(Gaelic meaning… the point of the hole headland)
The dramatic view from the base of the towering red-brick lighthouse has nearly 360 degree views across waters busy with sea-life and skies full of birds. The cliffs are made of beautiful twisted rocks and are home to an abundance of seabirds nesting along the jagged edges. On clear days the mountains of the mainland can be seen to the east, while to the west the sea stretches out, seemingly endless.
With nothing between you and America the restless Atlantic rolls against the cliffs; sometimes bringing thunderous storms, sometimes whales and dolphins. Look out for seals gambolling in waves, or for a glimpse of Risso’s dolphins travelling by the cliffs, or the splashes of gun-metal grey bottlenose dolphins.
Here at the very edge you feel the majesty of the sea, and the raw power of the Hebrides. Its a breathtaking location so take your time, who knows what wondrous creatures you might spot.
A bit about the site
At the Butt of Lewis there is open access but uneven ground. Take care on the cliffs, the grass is very slippery when wet and avoid anywhere near the edge of the crumbling cliffs.
There are no facilities at the site itself, but there are cafes and pubs in the nearby villages, and public facilities at Sporsnis. Sporsnis is the nearby community sports and recreation centre, and has a great display on the local natural environment - Wild About Ness.
Service bus W1 runs every few hours and passes the end of the road to the Butt of Lewis which would give a walk of about a mile.
This is an outdoor site with uneven ground and steep cliffs. There is good spotting from the car park however so good accessibility for whale watching.
Look out for
Killer whales (orca)
Black guillimots (tystie)
The sea around the Butt of Lewis and down towards Tiumpan Head is recognised as an important area for the lesser-known Risso’s dolphin. Large groups of Risso’s dolphins have been spotted here mixing with bottlenose dolphins. These two species occasionally breed creating rare hybrid dolphin babies! These hybrids have a mix of characteristics from both species but can be tough to spot amongst the group.
Fancy a stroll?

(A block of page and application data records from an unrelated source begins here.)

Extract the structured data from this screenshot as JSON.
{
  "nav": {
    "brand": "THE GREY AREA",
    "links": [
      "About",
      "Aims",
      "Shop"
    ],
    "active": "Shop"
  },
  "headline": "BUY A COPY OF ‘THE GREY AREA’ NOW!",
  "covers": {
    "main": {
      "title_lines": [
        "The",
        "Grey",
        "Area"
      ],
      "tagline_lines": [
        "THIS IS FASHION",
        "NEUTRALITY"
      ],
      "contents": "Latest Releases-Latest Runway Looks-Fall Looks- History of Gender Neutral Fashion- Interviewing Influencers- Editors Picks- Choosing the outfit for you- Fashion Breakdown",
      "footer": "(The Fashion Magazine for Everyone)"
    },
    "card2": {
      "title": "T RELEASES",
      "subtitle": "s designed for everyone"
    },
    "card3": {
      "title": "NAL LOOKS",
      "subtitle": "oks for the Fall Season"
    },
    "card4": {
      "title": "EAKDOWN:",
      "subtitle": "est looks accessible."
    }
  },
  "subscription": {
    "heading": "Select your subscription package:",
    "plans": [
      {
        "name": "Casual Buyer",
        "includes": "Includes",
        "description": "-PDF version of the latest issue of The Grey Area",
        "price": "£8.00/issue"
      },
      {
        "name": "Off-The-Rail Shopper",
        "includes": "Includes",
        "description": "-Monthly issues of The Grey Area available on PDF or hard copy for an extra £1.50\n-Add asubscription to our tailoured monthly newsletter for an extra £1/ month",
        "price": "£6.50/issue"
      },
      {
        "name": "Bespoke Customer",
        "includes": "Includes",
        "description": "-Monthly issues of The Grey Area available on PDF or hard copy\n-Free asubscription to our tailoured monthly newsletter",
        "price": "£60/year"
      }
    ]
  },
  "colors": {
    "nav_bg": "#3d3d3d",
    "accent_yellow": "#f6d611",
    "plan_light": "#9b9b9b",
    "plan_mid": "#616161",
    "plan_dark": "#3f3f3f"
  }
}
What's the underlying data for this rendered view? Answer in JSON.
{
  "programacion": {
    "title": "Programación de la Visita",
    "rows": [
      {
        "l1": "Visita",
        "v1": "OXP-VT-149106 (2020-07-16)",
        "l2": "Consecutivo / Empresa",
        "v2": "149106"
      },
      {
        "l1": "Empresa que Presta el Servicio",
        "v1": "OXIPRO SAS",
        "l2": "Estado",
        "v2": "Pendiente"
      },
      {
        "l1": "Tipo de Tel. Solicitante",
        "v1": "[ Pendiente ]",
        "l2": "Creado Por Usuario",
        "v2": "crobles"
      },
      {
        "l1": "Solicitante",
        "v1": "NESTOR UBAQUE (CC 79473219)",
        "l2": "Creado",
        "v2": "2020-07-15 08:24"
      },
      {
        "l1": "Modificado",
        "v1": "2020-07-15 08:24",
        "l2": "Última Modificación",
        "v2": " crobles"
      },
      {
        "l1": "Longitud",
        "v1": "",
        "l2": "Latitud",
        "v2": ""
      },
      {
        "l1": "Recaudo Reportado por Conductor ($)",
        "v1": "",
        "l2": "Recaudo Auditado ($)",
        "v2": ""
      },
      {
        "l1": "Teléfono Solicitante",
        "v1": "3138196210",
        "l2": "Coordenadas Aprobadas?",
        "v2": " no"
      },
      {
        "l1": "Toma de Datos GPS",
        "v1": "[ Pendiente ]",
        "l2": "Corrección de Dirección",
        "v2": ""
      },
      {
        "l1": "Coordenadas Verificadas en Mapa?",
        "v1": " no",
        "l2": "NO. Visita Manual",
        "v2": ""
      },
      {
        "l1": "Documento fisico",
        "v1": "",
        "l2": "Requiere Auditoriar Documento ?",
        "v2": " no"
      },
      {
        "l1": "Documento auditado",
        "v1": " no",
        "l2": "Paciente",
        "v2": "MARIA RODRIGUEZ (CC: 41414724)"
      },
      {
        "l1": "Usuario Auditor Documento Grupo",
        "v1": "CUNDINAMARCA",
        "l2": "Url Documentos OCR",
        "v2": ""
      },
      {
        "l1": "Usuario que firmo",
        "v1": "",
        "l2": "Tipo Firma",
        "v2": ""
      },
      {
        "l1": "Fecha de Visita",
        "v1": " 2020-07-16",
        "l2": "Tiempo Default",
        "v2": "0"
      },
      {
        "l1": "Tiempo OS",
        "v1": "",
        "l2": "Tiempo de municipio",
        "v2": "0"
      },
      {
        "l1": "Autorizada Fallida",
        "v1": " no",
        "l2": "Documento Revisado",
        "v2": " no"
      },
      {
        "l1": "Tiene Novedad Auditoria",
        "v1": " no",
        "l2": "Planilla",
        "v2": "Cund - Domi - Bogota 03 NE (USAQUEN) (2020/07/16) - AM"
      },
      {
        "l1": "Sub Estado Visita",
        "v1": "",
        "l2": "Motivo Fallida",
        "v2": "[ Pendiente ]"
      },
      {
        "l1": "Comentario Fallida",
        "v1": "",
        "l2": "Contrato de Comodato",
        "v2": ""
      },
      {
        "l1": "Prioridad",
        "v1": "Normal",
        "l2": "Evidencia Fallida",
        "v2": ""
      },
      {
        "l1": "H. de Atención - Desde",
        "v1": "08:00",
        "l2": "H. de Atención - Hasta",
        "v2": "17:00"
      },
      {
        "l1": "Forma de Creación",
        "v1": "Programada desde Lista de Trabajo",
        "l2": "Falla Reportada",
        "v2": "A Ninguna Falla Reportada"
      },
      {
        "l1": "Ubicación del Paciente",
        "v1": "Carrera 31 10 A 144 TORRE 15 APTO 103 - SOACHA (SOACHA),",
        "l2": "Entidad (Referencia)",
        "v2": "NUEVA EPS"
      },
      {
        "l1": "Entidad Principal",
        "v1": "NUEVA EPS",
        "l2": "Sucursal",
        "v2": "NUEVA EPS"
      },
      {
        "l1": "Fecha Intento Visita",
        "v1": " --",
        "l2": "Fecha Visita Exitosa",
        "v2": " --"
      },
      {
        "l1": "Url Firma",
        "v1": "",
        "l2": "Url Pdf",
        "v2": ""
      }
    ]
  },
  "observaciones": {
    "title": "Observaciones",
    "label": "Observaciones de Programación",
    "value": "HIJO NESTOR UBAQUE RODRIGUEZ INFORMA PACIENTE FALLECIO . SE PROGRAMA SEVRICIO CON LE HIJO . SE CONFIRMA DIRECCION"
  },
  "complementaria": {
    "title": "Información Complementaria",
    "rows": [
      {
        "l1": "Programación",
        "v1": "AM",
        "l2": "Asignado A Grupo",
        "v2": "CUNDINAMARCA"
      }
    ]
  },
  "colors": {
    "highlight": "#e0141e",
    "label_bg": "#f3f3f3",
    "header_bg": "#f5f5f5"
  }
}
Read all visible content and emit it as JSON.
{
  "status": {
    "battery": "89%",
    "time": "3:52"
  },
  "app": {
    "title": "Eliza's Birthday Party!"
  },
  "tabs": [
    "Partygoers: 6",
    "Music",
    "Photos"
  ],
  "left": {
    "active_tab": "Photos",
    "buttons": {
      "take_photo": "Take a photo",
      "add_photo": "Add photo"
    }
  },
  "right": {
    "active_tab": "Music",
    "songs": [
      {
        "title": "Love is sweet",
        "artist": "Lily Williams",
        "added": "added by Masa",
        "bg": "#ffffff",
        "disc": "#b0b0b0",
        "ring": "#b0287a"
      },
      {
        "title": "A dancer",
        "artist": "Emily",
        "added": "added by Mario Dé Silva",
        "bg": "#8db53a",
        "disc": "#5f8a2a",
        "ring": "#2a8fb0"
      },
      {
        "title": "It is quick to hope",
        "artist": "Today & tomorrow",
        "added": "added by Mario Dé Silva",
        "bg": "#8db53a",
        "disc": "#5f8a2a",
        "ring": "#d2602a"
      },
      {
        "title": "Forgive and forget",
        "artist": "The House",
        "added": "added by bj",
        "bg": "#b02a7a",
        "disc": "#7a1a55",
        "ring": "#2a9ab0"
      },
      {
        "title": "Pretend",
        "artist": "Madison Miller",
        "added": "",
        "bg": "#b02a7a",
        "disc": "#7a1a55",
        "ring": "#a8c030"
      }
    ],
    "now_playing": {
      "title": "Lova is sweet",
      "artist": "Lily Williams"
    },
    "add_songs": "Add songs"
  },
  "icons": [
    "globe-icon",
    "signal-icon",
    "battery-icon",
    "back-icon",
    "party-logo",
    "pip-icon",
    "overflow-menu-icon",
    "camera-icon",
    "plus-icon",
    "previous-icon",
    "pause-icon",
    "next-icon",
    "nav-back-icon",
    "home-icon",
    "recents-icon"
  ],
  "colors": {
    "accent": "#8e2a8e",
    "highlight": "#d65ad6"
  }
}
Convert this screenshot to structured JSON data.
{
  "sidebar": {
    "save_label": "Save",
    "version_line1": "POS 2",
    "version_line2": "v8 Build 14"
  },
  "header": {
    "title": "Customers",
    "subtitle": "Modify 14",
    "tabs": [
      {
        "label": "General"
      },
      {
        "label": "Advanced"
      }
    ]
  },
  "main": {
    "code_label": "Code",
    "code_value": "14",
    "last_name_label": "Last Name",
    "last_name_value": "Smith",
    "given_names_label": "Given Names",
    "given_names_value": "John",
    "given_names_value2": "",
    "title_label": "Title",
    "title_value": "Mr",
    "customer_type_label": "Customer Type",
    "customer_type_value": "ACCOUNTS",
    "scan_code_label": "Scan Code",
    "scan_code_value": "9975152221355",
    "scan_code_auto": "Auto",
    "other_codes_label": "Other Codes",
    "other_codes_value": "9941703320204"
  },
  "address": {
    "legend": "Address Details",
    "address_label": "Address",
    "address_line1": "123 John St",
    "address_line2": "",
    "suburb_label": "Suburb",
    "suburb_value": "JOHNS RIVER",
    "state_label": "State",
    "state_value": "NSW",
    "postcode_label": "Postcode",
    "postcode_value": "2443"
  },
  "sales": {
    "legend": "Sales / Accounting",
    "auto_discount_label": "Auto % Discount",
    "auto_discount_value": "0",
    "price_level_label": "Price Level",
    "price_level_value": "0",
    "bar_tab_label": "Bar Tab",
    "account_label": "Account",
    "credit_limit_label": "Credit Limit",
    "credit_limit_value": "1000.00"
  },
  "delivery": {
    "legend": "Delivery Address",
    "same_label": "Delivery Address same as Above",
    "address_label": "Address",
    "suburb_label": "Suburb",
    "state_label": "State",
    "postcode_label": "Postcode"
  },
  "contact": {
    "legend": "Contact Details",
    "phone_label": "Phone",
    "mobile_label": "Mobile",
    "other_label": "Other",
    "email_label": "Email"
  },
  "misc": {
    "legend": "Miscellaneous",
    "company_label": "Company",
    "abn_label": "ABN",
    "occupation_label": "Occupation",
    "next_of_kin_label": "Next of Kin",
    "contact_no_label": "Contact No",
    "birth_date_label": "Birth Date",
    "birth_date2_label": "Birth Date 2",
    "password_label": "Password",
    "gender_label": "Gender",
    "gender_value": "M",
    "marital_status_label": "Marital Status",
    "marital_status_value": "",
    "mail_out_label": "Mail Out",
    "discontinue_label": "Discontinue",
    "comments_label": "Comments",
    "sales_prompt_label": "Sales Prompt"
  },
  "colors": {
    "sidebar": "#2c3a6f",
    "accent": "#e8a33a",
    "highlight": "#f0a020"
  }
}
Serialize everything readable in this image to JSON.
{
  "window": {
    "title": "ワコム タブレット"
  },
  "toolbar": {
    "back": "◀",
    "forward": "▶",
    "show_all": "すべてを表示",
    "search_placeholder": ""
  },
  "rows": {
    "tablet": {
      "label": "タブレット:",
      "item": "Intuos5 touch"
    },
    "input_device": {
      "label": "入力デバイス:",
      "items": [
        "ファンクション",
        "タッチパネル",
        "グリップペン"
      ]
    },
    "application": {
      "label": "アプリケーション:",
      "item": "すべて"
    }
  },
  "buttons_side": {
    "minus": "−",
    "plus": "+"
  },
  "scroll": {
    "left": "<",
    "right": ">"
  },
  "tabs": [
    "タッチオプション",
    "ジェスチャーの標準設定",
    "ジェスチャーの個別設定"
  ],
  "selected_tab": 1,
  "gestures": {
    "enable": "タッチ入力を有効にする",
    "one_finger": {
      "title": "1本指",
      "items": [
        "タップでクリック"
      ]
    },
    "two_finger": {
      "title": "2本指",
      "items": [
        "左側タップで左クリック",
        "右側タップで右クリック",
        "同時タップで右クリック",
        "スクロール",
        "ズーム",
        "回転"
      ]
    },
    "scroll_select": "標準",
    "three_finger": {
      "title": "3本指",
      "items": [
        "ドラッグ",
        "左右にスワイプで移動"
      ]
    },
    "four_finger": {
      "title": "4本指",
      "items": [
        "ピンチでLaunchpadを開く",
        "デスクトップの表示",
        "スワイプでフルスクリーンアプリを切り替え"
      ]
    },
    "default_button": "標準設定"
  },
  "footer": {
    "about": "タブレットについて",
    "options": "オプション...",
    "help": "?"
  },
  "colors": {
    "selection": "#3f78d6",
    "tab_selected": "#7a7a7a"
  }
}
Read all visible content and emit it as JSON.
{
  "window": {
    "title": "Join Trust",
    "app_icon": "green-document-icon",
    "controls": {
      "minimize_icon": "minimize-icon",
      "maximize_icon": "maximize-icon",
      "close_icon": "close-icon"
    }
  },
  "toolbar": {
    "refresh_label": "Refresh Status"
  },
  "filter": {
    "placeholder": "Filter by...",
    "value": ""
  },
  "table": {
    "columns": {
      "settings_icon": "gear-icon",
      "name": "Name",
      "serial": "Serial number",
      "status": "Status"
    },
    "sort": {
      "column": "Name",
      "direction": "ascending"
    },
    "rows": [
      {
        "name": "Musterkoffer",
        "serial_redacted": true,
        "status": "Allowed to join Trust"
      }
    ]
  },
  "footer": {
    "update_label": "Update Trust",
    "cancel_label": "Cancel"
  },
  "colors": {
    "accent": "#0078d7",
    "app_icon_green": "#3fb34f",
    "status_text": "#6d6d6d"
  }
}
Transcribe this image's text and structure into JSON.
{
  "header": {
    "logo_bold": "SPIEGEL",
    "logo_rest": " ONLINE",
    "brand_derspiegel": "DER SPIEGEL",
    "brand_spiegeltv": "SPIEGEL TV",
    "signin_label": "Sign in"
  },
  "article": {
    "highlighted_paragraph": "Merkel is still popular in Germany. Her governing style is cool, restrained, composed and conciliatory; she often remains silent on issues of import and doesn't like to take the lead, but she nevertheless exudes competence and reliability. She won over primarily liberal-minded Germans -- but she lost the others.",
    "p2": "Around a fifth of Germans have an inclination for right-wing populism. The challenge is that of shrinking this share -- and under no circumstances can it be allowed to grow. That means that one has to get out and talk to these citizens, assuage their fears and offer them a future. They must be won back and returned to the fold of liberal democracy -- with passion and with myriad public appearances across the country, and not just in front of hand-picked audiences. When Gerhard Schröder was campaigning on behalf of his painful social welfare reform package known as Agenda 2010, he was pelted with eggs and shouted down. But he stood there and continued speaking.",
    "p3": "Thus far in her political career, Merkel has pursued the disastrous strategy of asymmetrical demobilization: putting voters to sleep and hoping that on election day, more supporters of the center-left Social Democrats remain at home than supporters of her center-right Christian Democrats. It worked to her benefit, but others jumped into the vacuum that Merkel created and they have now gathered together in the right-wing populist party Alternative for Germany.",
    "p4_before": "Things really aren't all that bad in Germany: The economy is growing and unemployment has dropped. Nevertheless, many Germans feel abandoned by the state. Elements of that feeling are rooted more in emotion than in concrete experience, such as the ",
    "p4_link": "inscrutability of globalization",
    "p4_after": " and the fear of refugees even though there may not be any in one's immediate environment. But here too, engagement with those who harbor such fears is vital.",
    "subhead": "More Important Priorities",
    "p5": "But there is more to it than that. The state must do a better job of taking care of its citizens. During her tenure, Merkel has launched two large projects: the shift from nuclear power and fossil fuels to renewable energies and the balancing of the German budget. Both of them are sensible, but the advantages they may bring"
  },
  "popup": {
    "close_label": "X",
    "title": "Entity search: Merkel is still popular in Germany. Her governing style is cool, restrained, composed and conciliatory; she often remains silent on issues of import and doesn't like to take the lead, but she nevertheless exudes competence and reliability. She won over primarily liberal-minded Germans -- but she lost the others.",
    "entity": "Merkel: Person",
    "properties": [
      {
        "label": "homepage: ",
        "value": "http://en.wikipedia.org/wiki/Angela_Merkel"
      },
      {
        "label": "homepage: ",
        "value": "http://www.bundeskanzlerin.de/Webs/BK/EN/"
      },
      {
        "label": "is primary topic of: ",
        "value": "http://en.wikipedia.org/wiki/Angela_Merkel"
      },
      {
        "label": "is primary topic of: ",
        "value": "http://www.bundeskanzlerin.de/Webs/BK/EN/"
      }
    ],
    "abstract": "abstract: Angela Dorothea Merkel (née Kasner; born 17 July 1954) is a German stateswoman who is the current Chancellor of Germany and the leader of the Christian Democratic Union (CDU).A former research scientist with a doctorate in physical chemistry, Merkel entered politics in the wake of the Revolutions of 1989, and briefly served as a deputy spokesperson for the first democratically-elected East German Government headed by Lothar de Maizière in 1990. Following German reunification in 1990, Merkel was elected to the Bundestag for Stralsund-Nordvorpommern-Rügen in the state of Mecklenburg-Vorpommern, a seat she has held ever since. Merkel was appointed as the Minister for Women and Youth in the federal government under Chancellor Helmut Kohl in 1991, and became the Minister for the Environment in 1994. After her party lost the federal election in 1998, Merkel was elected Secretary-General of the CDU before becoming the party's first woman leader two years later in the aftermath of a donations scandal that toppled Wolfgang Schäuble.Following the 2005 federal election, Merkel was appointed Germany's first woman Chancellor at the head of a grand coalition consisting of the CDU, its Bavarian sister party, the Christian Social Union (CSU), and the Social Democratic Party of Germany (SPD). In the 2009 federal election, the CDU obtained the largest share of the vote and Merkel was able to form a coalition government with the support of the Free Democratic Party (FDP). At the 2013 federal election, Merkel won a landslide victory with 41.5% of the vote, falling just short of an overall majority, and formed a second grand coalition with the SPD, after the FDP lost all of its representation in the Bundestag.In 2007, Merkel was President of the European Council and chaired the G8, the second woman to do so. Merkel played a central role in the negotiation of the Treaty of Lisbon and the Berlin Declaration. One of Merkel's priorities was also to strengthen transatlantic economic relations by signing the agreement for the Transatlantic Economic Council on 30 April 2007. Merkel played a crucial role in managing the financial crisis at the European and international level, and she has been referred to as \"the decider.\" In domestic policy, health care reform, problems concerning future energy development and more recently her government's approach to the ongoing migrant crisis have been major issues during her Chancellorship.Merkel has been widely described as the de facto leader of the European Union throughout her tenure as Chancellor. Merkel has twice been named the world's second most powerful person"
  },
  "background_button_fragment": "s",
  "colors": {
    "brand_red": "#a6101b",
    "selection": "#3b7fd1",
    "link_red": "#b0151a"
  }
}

The coastal path around the north tip of Lewis is well worth the walk. To the west from the lighthouse you will follow some stunning coastline along clifftops, past a great stone arch and end at Eoropie Beach, where golden sand stretches into turquoise waves. To the east from the lighthouse you will pass Port Stoth - the locals favourite swimming spot, across a bridge to Dùn Èistean - the historic seat of the Morrison Clan, before ending up at picturesque Port Ness harbour and beach.